The museum comprises a historical collection of two-wheeled vehicle models, from their origins to the present time. Everything started with the invention of the bicycle, which then, with the incorporation of an engine, evolved into a motorcycle. The bicycle played a key role in women's emancipation in the 20th century. "When the bicycle was invented in the late 19th century, it enabled women to experience a social autonomy that they had never had before, as they could leave home without depending on anyone. This allowed them to, for example, socialize with other men away from their family," wrote Sue Macy, author of Wheels of Change - How Women Rode the Bicycle to Freedom the (With a Few Flat Tires Along the Way). "It also forced them to adopt more comfortable clothes, it was responsible for women's first massive involvement in physical activity (strengthening their legs and lungs), and it awoke the sense of adventure and courage that was essential for the 20th century triumphs.

And it seems the L'équipée team are the living proof of the results.

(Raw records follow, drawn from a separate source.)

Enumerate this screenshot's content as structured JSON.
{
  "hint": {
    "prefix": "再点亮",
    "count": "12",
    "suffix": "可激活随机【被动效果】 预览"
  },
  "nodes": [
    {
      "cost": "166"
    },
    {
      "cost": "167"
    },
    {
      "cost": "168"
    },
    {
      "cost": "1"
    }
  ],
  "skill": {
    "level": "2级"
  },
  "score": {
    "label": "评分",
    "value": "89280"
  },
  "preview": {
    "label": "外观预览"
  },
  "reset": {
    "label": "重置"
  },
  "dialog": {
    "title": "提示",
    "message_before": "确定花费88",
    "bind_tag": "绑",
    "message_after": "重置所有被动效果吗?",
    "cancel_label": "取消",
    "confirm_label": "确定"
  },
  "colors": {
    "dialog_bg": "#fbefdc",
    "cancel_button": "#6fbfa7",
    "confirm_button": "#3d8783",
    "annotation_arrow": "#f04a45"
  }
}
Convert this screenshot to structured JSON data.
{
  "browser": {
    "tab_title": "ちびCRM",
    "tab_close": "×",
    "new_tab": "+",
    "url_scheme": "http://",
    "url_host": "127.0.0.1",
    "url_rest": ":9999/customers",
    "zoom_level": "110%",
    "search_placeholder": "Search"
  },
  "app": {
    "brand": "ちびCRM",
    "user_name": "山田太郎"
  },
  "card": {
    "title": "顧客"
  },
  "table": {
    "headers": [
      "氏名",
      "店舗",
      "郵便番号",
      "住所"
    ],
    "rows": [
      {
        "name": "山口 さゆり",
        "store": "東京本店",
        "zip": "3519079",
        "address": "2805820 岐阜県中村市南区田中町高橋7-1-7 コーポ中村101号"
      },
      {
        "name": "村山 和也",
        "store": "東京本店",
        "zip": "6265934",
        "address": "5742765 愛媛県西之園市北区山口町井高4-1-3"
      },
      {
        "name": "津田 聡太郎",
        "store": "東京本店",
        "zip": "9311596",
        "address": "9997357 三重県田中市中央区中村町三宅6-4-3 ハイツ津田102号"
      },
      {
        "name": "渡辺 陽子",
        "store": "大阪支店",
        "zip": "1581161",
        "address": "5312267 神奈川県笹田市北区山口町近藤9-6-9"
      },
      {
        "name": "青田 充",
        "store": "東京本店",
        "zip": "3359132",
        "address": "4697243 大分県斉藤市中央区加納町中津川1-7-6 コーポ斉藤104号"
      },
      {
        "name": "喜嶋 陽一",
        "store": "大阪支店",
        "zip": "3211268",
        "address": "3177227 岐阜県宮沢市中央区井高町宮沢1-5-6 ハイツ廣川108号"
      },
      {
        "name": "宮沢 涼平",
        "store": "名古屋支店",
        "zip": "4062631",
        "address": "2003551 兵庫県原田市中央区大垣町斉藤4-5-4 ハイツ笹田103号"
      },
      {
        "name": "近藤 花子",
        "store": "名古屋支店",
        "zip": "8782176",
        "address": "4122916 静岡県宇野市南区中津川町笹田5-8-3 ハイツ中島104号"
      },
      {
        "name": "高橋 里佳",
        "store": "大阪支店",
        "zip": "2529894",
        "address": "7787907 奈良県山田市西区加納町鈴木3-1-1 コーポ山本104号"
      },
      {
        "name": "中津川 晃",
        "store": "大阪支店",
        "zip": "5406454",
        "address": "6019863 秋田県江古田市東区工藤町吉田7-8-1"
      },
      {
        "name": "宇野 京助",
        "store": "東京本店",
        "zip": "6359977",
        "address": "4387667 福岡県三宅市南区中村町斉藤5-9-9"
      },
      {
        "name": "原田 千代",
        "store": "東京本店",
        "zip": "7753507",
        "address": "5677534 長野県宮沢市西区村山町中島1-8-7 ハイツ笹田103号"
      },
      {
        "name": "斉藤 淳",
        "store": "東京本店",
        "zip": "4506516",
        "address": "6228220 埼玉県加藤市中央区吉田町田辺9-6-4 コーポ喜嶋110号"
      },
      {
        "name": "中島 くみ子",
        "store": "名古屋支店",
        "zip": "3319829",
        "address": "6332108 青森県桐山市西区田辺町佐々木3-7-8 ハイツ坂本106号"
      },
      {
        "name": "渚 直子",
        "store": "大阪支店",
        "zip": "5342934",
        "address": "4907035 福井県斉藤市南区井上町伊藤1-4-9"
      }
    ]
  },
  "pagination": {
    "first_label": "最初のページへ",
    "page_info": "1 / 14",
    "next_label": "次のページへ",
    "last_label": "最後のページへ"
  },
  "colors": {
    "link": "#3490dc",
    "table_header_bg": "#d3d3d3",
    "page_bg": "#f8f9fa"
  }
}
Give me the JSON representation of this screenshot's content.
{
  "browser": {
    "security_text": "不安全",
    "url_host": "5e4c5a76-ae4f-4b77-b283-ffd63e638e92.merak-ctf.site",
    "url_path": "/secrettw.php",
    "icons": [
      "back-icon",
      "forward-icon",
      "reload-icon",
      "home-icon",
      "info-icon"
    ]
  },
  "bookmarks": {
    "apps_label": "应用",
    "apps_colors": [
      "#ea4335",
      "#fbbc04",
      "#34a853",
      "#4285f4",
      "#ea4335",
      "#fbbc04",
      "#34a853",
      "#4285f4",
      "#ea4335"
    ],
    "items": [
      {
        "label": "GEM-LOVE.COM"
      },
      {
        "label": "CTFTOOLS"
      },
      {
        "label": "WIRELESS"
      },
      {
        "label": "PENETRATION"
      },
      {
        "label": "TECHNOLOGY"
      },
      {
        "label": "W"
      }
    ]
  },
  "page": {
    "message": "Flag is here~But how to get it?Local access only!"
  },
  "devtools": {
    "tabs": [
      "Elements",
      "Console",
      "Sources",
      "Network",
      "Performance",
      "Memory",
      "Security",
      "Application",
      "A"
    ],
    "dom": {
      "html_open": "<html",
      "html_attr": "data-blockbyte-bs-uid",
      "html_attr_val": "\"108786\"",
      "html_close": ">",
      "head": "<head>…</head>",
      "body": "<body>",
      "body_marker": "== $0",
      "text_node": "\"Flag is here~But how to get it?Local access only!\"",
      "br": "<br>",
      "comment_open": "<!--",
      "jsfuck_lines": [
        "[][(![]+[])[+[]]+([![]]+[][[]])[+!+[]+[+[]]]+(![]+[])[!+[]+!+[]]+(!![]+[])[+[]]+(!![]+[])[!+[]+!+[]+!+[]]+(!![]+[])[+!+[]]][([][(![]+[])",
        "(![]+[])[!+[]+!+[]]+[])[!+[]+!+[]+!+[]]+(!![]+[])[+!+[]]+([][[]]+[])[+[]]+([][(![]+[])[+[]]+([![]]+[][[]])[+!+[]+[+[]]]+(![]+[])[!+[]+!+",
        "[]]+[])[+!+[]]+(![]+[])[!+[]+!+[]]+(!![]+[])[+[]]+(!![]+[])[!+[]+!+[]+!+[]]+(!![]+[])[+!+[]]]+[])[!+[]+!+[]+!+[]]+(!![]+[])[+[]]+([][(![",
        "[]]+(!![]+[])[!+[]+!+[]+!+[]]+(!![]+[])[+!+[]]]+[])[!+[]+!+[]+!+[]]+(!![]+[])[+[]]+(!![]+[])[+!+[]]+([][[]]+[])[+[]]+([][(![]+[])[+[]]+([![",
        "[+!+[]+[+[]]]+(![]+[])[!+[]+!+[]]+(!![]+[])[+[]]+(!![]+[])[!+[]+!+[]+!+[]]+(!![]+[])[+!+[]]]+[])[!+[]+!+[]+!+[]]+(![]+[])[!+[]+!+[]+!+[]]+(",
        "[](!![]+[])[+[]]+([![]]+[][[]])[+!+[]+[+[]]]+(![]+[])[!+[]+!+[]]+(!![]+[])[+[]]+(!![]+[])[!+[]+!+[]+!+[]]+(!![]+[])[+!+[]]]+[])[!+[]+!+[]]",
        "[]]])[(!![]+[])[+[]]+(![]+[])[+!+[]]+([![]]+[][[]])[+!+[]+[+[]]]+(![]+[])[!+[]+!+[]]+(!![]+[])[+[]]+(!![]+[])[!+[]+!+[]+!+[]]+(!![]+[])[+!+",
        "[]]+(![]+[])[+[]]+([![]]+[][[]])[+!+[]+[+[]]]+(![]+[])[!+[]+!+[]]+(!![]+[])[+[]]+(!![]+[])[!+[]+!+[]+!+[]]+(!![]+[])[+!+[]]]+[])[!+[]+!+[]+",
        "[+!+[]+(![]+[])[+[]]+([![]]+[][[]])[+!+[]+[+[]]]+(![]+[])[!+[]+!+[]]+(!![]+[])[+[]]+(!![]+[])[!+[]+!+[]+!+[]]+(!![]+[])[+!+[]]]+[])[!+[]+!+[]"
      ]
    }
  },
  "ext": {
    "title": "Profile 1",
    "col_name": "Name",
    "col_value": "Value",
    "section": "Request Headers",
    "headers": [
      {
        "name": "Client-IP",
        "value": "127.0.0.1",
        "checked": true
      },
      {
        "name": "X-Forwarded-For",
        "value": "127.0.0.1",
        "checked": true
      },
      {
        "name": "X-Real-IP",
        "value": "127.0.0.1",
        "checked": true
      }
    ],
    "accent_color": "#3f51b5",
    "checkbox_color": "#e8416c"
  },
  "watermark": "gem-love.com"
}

Keep following the L'équipée girls' quest to discover what beauty means around the world at the Road to Beauty.